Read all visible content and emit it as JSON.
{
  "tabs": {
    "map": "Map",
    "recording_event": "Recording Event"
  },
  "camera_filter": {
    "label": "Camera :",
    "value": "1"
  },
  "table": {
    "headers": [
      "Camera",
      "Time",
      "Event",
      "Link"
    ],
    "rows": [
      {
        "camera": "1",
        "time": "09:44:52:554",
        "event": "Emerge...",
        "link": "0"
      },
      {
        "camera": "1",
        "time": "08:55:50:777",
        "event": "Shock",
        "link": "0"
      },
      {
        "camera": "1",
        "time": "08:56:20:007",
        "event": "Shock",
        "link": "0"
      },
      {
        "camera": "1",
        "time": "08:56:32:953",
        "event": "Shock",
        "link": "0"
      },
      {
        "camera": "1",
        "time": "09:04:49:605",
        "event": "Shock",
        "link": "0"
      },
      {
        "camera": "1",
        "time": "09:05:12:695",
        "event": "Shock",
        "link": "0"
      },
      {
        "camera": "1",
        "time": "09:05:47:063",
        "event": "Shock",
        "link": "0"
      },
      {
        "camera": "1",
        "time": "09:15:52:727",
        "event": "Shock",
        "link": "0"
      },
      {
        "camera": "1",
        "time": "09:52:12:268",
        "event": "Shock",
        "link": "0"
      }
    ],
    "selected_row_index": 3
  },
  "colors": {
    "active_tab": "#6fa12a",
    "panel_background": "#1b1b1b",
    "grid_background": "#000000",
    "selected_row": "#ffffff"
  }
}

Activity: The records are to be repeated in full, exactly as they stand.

Task solution:
Read all visible content and emit it as JSON.
{
  "tabs": {
    "map": "Map",
    "recording_event": "Recording Event"
  },
  "camera_filter": {
    "label": "Camera :",
    "value": "1"
  },
  "table": {
    "headers": [
      "Camera",
      "Time",
      "Event",
      "Link"
    ],
    "rows": [
      {
        "camera": "1",
        "time": "09:44:52:554",
        "event": "Emerge...",
        "link": "0"
      },
      {
        "camera": "1",
        "time": "08:55:50:777",
        "event": "Shock",
        "link": "0"
      },
      {
        "camera": "1",
        "time": "08:56:20:007",
        "event": "Shock",
        "link": "0"
      },
      {
        "camera": "1",
        "time": "08:56:32:953",
        "event": "Shock",
        "link": "0"
      },
      {
        "camera": "1",
        "time": "09:04:49:605",
        "event": "Shock",
        "link": "0"
      },
      {
        "camera": "1",
        "time": "09:05:12:695",
        "event": "Shock",
        "link": "0"
      },
      {
        "camera": "1",
        "time": "09:05:47:063",
        "event": "Shock",
        "link": "0"
      },
      {
        "camera": "1",
        "time": "09:15:52:727",
        "event": "Shock",
        "link": "0"
      },
      {
        "camera": "1",
        "time": "09:52:12:268",
        "event": "Shock",
        "link": "0"
      }
    ],
    "selected_row_index": 3
  },
  "colors": {
    "active_tab": "#6fa12a",
    "panel_background": "#1b1b1b",
    "grid_background": "#000000",
    "selected_row": "#ffffff"
  }
}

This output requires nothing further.